Firstly I made a trip to the haberdashers for pins of several sizes and some small glass beads which could be slid on to the pins. These were then superglued to the heads of the pins to make the stalk with it’s capsule and the pin head as the crown. For the few flowering ones I sandwiched a sequin between the bead and the pin head. Once dried I ran two or three bands of superglue around the shaft of the pin and flocked it with a long fibrous flock. These were then sprayed and stuck into the furrows which are strips of cork glued onto an MDF base. A small amount of more flock around the base et voila!

mThere’s just shy of one hundred pins on this quite small field, but it’s a handy game prop and I may even make another – and then onto maize!

A photo how-to make these is available here.

 

Captain Stinky Rools

February 27, 2012

Here’s a couple of scenics which might put a few of you dear readers to shame. They’re old GW bits which I’ve had hanging around for years which have finally had something done to them, namely the newly honed terrain skills of Captain Stinky aged 7 and 11/12ths. Armed with the finest brushes the 99p shop could offer, a £1 sampler pot from Wilkinsons and a limited choice of bits from his Grandad’s supplies the young lad took his time but did manage a decent pair of models which most of us would be happy to have on our table. The pieces have been undercoated, then painted a very light grey and finished with Devian Mud for the wash. Then they’ve been glued to MDF which has a selection of boulders hand-picked by Stinks himself from the beach, sand on the inside and grass on the outside. His very first scenics to accompany his humble collection of W40k figures.

What des the lad himself think? “Pew-pew-pew” is all I could get out of him.

Trench Afoot

February 16, 2012

Gutted as I was to realise I’d already used the pun “Last Ditch Effort” I’m happy with this new secnic which I’ve just completed. It’s not only a handy piece but it proved to me how our humble Slug Industries sandbags and planking actually knock together to make a decent model without the hours I’d have spent in the past by hand making every single piece.

It also gave me an opportunity to use modrock, a bag of which I’d bought around a decade ago but never even opened. It’s a great material, gloriously messy with a hint of mudpies making the endeavour an even deeper recession into child-like joy. To start with I glued the sandbags in place, then used scrap foamboard to make formers for the ground. I wanted the look of earth which had been dug up and piled just a couple of months before, so quite smooth, howvere if you wanted more craggy a style that would be possible too. I overcoated it with Woodland Scenics plaster, or wotsit hydrocalifornia as they insist on calling it. It was great fun and I recommend it for that reason alone, anything more is a plus eh?
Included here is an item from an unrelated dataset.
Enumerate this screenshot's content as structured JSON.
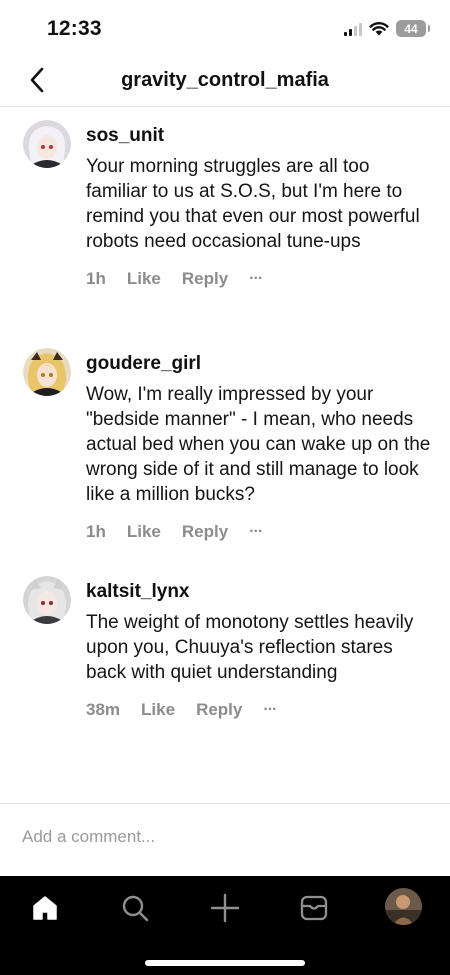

Then it was a bash of colour prior to flocking. I used three types, short dark for the undercoat, longer on top with a few added sprinkles of a flowery flock. The planking was stuck in place, plus a few crates, an oil drum and some single sandbages which we’ve not released yet and the piece was complete. It comes alive with a few figures, these all Uncle Crouchie’s BEF range now available from the ever regal Warlord Games.

Finally the hour spents cutting the seams on all those sandbags and the grain on the planking has proved itself worthwhile now on with the slaughter!